To summarize the differences between PSTN and Internet routing:

 o  PSTN ports numbers only within regions/area codes
 o  PSTN routes the return path along the forward path (symetric)
 o  PSTN calls have pre-determined characteristics and performance (64kbit)
 o  PSTN has static routing with periodic sync from porting database
 o  PSTN pays the routing table lookup only once when doing call setup
 o  PSTN call forwarding and peering is not free or zero settlement

Largely true; influenced by history and the difference between circuit-switched networks and packet-switched networks. LNP is more like DNS than multihoming. Sort of. Imagine TCP using domain names rather than IP addresses.
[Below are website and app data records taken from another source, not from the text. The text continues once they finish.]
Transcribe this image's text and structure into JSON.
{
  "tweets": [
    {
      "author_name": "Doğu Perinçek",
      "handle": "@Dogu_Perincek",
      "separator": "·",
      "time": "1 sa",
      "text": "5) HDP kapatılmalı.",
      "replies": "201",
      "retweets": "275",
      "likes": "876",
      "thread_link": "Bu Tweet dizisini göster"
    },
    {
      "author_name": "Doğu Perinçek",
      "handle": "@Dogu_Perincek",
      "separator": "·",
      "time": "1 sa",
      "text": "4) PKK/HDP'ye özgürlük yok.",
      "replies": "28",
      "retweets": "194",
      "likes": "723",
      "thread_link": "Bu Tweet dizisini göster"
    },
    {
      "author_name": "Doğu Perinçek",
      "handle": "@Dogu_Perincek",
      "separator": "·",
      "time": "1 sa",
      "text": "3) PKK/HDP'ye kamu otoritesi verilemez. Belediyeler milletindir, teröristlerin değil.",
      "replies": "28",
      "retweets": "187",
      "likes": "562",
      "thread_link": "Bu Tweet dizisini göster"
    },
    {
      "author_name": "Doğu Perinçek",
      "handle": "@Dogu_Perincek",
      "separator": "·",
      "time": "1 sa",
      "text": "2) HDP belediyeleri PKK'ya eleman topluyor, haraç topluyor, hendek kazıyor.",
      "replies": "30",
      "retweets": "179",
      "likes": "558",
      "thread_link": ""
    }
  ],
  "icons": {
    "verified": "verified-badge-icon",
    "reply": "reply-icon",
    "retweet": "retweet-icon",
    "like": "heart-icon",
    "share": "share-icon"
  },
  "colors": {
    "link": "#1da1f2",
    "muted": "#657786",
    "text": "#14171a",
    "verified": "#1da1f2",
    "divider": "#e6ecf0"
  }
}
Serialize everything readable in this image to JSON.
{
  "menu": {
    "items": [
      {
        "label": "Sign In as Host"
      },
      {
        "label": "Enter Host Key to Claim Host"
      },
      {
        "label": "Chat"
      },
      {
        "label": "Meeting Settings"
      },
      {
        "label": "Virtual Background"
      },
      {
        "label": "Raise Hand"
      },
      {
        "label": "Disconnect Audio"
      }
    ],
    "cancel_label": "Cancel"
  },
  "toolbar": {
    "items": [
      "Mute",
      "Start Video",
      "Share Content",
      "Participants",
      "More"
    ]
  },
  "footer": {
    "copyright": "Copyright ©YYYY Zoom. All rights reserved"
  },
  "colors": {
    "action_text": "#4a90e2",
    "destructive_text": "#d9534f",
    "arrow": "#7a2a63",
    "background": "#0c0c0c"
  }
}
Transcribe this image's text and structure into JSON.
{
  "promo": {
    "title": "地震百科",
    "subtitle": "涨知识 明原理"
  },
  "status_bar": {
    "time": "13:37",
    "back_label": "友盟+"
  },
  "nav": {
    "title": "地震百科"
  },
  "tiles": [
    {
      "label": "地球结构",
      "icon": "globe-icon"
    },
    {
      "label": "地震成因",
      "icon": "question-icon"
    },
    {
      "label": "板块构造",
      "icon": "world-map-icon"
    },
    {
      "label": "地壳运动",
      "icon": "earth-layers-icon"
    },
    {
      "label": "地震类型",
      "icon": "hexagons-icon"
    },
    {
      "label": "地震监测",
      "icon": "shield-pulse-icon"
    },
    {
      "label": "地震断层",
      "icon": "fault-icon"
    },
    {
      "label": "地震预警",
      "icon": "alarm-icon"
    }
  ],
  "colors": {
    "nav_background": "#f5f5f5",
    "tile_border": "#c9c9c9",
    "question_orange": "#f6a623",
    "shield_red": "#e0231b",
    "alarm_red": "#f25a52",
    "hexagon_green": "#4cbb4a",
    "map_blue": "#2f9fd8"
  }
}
I should note however, that in the U.S., Number Portability (LNP) rarely uses call forwarding anymore. Except in legacy rural areas, the LNP dip occurs before reaching the host office and is thus shunted to the correct carrier earlier up in the stream. At minimum it is done by the N+1 switch. However, it is common for the IXCs (LD Carriers) and CLECs do it even earlier to avoid paying the local ILEC database lookup fees. In that scenario, it routes perfectly to the correct carrier.

BTW, telephone networks are generally do not multihome and are very fragile. Node (Switch) failure brings down large sections of the network. They instead concentrate on 99.99%+ uptime for the switches themselves. In other words, they concentrate on internal component redudancy and same-destination route redundancy rather than handling an outage of the entire switch. The SS7 network has removed some of this fragility, but not all. Not by a long shot.

Describing this in a picture:

Internet way: "route around problems"

A - B - C
\ /

The Telco way: "try to make problems never happen"


Where the AA in the Telco model is essentially the same equipment in the same room with redundant components.

Anyway, ... TCP using DNS rather than IP?... Interesting thought.